Return every line from the records below with the string "text".

[Dataset entries]
....
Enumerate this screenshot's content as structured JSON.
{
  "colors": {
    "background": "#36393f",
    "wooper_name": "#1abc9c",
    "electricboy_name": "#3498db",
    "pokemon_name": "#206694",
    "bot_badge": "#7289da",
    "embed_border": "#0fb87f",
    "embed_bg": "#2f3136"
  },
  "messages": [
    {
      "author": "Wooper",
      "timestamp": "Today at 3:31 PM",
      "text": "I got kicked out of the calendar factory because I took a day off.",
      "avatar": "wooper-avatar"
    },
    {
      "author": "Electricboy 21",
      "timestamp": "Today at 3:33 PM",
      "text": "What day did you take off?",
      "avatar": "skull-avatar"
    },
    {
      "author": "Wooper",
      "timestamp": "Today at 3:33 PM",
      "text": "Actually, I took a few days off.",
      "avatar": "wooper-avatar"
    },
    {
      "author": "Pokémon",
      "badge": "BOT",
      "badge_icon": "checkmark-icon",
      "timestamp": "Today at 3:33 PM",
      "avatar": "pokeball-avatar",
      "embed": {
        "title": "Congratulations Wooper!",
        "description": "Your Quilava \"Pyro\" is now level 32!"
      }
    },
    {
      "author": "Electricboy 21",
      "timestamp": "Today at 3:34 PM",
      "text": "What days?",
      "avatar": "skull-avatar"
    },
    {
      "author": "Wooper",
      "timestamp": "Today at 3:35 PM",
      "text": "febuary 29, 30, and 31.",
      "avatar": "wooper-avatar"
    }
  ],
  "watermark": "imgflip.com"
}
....
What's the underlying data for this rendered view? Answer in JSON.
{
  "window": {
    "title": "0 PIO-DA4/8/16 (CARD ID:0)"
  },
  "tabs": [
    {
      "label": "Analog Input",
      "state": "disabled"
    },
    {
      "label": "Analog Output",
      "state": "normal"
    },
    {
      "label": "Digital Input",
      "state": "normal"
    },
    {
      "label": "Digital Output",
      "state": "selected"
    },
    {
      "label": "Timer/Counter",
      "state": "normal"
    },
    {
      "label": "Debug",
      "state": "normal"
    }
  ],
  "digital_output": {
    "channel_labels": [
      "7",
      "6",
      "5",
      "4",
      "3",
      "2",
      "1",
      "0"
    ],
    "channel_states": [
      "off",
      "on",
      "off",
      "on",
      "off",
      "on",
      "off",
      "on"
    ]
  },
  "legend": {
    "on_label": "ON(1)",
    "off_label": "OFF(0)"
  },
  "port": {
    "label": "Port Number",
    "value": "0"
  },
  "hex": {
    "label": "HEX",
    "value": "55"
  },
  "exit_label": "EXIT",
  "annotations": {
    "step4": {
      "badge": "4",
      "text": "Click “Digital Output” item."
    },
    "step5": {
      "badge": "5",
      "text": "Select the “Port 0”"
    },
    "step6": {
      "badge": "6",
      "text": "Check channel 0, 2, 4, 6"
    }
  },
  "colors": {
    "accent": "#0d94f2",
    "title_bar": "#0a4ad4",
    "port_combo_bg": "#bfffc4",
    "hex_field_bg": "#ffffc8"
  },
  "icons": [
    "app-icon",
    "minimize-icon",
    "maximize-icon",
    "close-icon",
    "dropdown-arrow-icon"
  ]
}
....
▸ **RESPONSE AREA**
      "text": "I got kicked out of the calendar factory because I took a day off.",
      "text": "What day did you take off?",
      "text": "Actually, I took a few days off.",
      "text": "What days?",
      "text": "febuary 29, 30, and 31.",
      "text": "Click “Digital Output” item."
      "text": "Select the “Port 0”"
      "text": "Check channel 0, 2, 4, 6"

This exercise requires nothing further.